Federal assistance is down right now, but other cities’ food banks can turn to their local food surplus to make up for it, Goodell said. El Paso has fewer local food producers and manufacturers, however, so the food bank can’t rely on local supply. The county is geographically isolated from other parts of the country that produce food, so the food bank would turn to Phoenix and Austin for supplies. But lately, it is traveling greater distances to buy food, she said.

At risk of further cuts

The food shortage compounds other hurdles the organization is facing.

El Pasoans Fighting Hunger has seen its volunteer numbers fall during the pandemic. In 2021, the Texas National Guard covered that gap, but the troops left later that year after Gov. Greg Abbott reassigned them to Operation Lone Star, his controversial border security initiative.
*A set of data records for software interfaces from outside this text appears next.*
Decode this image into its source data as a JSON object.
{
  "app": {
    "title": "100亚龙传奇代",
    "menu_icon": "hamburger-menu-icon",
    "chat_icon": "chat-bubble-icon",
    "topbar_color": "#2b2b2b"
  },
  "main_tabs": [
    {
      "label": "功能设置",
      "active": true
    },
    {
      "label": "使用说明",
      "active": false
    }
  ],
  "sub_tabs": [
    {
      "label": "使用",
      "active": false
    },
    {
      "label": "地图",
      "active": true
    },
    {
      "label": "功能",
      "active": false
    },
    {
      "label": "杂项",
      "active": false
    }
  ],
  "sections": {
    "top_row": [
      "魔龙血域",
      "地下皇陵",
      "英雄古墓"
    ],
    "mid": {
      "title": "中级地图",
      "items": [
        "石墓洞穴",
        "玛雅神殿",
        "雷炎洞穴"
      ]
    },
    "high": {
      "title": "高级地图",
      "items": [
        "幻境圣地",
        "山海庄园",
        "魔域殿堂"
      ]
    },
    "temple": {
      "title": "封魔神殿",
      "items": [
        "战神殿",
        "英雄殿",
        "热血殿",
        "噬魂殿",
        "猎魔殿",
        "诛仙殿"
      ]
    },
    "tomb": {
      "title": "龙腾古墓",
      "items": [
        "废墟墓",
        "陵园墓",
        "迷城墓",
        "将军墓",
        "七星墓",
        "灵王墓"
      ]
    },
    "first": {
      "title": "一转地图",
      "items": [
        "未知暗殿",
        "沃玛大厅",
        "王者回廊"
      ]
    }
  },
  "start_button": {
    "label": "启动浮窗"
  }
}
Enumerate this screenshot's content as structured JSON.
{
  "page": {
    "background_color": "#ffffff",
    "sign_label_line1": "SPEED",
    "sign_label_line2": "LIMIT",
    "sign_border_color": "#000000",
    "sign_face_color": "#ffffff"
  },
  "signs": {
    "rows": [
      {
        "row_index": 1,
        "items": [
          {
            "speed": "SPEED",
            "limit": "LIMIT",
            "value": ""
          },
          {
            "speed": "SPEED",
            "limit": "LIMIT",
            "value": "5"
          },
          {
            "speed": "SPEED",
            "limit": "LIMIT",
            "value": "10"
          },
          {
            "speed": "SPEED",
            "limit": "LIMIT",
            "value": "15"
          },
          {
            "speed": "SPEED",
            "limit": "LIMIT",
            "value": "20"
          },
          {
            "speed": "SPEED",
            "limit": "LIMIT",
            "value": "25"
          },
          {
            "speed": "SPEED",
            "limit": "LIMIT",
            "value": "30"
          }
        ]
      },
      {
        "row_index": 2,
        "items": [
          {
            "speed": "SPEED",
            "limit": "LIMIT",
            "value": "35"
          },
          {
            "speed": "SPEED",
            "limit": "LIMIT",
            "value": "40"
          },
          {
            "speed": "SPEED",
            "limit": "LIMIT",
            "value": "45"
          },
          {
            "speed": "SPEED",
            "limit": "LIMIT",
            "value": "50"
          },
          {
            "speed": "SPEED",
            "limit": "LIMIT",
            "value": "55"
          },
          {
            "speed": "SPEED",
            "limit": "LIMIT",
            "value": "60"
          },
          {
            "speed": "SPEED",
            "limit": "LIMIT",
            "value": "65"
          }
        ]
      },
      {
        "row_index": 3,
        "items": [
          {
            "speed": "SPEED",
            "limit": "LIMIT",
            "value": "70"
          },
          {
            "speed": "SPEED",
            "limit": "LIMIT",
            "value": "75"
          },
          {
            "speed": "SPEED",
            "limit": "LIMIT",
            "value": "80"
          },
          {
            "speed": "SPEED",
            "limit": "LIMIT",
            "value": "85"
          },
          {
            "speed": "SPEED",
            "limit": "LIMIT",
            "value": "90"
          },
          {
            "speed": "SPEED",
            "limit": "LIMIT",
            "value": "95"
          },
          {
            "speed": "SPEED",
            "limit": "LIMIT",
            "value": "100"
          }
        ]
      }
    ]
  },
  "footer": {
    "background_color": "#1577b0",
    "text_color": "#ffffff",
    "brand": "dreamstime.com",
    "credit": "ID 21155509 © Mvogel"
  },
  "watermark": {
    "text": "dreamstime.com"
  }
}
The lack of volunteers forced the food bank to shut down two of its mega pantries on the Westside and Northeast. The Lower Valley site and the Kelly Center are the only two mega pantries that remain in operation.

The food shortage is also putting the delivery program at risk, Goodell said. Twice a month, the food bank delivers groceries via DoorDash to 1,600 seniors, people with disabilities and homebound individuals. The food bank used to deliver each week, but had to reduce frequency because of food and funding restraints. It is “incredibly difficult right now” to make sure that program continues, she said.

The holidays can be a harder burden on low-income families because along with their regular, incurring costs, their children are home and not getting free breakfast and lunch from school, Goodell said. 

“On top of that, (these) families just like everyone else just want to have a little bit of extra for the holidays, so they’re trying to save up whatever they can to make sure their child has something special for the holidays,” she said. “So many of those families come here to the food bank to try to stretch those resources.”

Goodell said people can make a monetary donation to support the food bank’s services. People can donate and sign up to volunteer at El Pasoans Fighting Hunger Food Bank online.

The Kelly Center for Hunger Relief is also taking donations online and directing those interested in volunteering to El Pasoans Fighting Hunger where there is a greater labor need. Molina said people can also drop off ready-to-eat food during operating hours, which the Kelly Center bags for unhoused people.

Disclosure: El Paso Matters CEO Robert Moore is a board member for El Pasoans Fighting Hunger Food Bank. Moore was not involved in the reporting or editing of this story.

Priscilla Totiyapungprasert is a health reporter at El Paso Matters and Report for America corp member. She previously covered food and environment at The Arizona Republic. You can follow her on social...